Excerpts from an interface dataset
******************************
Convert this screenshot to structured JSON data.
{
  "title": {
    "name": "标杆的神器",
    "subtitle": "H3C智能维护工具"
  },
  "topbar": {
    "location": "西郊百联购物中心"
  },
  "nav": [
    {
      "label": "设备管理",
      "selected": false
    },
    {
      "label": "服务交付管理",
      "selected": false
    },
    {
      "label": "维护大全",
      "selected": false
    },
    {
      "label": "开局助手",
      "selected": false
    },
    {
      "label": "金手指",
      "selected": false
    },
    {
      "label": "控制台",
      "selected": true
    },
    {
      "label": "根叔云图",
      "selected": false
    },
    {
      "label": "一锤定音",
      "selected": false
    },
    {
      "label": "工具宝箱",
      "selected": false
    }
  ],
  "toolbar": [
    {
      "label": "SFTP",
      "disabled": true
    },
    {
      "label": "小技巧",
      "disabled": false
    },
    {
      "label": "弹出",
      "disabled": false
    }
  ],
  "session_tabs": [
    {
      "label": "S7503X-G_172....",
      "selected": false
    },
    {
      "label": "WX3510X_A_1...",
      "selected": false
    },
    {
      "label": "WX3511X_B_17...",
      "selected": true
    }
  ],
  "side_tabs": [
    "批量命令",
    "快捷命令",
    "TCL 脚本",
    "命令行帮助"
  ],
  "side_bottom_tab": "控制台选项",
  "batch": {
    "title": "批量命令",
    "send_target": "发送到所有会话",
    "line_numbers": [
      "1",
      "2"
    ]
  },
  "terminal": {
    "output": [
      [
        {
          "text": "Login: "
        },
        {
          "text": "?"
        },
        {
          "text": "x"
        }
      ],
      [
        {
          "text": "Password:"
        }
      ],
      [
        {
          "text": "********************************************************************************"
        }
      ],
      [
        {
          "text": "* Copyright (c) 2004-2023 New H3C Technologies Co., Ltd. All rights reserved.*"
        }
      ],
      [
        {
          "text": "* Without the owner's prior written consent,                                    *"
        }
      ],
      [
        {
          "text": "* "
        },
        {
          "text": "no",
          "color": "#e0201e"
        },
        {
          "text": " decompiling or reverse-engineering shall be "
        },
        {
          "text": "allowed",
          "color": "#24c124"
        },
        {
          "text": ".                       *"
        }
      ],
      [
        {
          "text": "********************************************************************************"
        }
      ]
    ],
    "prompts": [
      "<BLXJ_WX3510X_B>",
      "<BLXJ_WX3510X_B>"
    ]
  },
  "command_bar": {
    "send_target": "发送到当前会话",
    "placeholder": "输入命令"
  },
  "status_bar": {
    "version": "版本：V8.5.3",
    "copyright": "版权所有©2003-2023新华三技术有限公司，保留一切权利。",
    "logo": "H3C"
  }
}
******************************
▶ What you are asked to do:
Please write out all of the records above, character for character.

▶ Your solution:
Convert this screenshot to structured JSON data.
{
  "title": {
    "name": "标杆的神器",
    "subtitle": "H3C智能维护工具"
  },
  "topbar": {
    "location": "西郊百联购物中心"
  },
  "nav": [
    {
      "label": "设备管理",
      "selected": false
    },
    {
      "label": "服务交付管理",
      "selected": false
    },
    {
      "label": "维护大全",
      "selected": false
    },
    {
      "label": "开局助手",
      "selected": false
    },
    {
      "label": "金手指",
      "selected": false
    },
    {
      "label": "控制台",
      "selected": true
    },
    {
      "label": "根叔云图",
      "selected": false
    },
    {
      "label": "一锤定音",
      "selected": false
    },
    {
      "label": "工具宝箱",
      "selected": false
    }
  ],
  "toolbar": [
    {
      "label": "SFTP",
      "disabled": true
    },
    {
      "label": "小技巧",
      "disabled": false
    },
    {
      "label": "弹出",
      "disabled": false
    }
  ],
  "session_tabs": [
    {
      "label": "S7503X-G_172....",
      "selected": false
    },
    {
      "label": "WX3510X_A_1...",
      "selected": false
    },
    {
      "label": "WX3511X_B_17...",
      "selected": true
    }
  ],
  "side_tabs": [
    "批量命令",
    "快捷命令",
    "TCL 脚本",
    "命令行帮助"
  ],
  "side_bottom_tab": "控制台选项",
  "batch": {
    "title": "批量命令",
    "send_target": "发送到所有会话",
    "line_numbers": [
      "1",
      "2"
    ]
  },
  "terminal": {
    "output": [
      [
        {
          "text": "Login: "
        },
        {
          "text": "?"
        },
        {
          "text": "x"
        }
      ],
      [
        {
          "text": "Password:"
        }
      ],
      [
        {
          "text": "********************************************************************************"
        }
      ],
      [
        {
          "text": "* Copyright (c) 2004-2023 New H3C Technologies Co., Ltd. All rights reserved.*"
        }
      ],
      [
        {
          "text": "* Without the owner's prior written consent,                                    *"
        }
      ],
      [
        {
          "text": "* "
        },
        {
          "text": "no",
          "color": "#e0201e"
        },
        {
          "text": " decompiling or reverse-engineering shall be "
        },
        {
          "text": "allowed",
          "color": "#24c124"
        },
        {
          "text": ".                       *"
        }
      ],
      [
        {
          "text": "********************************************************************************"
        }
      ]
    ],
    "prompts": [
      "<BLXJ_WX3510X_B>",
      "<BLXJ_WX3510X_B>"
    ]
  },
  "command_bar": {
    "send_target": "发送到当前会话",
    "placeholder": "输入命令"
  },
  "status_bar": {
    "version": "版本：V8.5.3",
    "copyright": "版权所有©2003-2023新华三技术有限公司，保留一切权利。",
    "logo": "H3C"
  }
}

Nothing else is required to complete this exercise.